The holidays mean lots of home cooking. But improper food safety techniques can lead to foodborne illness that will ruin anyone’s holiday!
Here are some simple guidelines for maintaining food safety in your home kitchen this holiday season:
- Use separate cutting boards for raw meat and produce to prevent bacteria from spreading
- Use a food thermometer to make sure dishes are cooked to their proper internal temperatures
- Do not let food sit out at room temperature for more than 2 hours
- Keep leftovers in the refrigerator for no more than 3-4 days or the freezer for 3-4 months
- Reheat leftovers to at least 165 degrees F
For more information on keeping your food supply safe, check out AskKaren.gov – the USDA’s online expert for all things food safety.
Special thanks to Dietetic Intern Jenny Legrand for her contributions to this post.
Food labels have long had to list all ingredients on the Nutrition Facts Panel. This is great, if you can interpret the many additives found in most processed foods (which now total over 3000!). Consider, for example, titanium dioxide (used as a coloring agent), butylated hydroxytoluene (used as an antioxidant), or propylene glycol alginate (used as a food thickener or stabilizer). Scary, huh? But at least these products are listed on the label, by law. What about foods that have been altered at the genetic level (called genetically modified organisms [GMOs])? Do they require special labeling? Do you think they should, and if so, why?

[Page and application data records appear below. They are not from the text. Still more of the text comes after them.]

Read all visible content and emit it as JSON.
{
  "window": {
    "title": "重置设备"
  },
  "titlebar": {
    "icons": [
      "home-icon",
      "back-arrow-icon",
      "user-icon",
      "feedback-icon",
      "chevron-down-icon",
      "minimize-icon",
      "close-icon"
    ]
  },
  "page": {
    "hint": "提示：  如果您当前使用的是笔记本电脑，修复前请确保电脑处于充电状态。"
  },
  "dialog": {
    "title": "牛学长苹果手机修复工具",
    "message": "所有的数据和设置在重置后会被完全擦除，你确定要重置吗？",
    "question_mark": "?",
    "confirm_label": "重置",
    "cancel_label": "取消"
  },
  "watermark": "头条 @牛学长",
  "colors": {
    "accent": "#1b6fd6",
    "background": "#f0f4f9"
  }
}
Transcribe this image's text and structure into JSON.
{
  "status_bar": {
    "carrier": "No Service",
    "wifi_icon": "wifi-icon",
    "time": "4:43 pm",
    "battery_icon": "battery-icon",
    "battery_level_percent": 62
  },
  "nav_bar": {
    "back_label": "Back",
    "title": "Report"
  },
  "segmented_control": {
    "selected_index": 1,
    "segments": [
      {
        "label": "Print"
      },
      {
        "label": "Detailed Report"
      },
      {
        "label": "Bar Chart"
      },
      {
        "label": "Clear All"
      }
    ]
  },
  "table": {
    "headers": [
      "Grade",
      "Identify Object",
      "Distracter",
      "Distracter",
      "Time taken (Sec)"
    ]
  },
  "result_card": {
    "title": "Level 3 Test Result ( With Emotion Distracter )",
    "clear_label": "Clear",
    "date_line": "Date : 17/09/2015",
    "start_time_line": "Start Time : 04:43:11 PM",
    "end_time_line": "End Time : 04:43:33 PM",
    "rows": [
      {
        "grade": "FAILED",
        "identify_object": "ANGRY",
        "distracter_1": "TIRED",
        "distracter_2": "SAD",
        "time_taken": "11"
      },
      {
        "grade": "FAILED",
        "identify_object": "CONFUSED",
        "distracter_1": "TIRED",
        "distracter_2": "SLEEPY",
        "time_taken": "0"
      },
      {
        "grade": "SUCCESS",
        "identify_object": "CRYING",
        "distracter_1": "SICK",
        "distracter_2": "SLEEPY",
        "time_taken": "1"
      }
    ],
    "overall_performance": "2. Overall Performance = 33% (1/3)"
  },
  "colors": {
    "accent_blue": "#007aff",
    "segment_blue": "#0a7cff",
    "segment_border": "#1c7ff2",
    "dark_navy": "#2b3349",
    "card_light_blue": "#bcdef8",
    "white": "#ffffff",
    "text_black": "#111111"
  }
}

First, let’s take a look at the science and rational behind the genetic manipulation of agriculturally important organisms. GMOs are plants or animals that have been genetically modified to contain DNA from microorganisms, such as bacteria of viruses, or other plants or animals. These experimental combinations of genetic material could not have been otherwise produced naturally. Almost all GMOs have been engineered to withstand herbicides or to produce insecticides. The idea is that if the plant produces a protein that allows it to withstand a particular herbicide (e.g. Roundup), then the farmer just sprays the whole field and everything dies except the engineered crop plant. Although the scientists and the companies they work for have declared GMOs to be safe for human consumption, there are others that disagree (see, for example, NON GMO Project).
It turns out that there is no current U.S. law requiring the labeling of foods which are derived from GMOs. This goes against current policy in many countries worldwide, including some countries of the European Union, Japan and New Zealand, which restrict or ban the production and sale of foods derived from GMOs (Examiner GMOs). If you, however, agree that genetically modified foods should be labeled, you are not alone. In fact, the state of Vermont has recently passed a law requiring all foods made from GMOs (VT Approves GMO Labeling). Three counties in California (Medocino, Trinity and Marin) have also successfully banned genetically modified crops. Other potential bans are in the works in several states, including Connecticut and Maine. However, many U.S. states and countries worldwide have embraced the use of GMOs products in foods.
Obviously there exists a controversy regarding the safety of foods derived from GMOs for human consumption. Since all the world’s countries have very smart people living there and working in government and the sciences, why is there such inconsistency in policy? It seems the differences in policy go beyond human intelligence and are based more upon human emotion than upon proven scientific facts. Some argue that GMOs could contain new toxins, have different nutrient content or lead to the development of new food allergies. Others express concern about the emergence of herbicide-resistant ‘super weeds’ and insecticide-resistant ‘super bugs’. These are noteworthy concerns, but so far, these fears have not been backed up by scientific study. Only time will tell. In the meantime, will you choose GMO-free foods?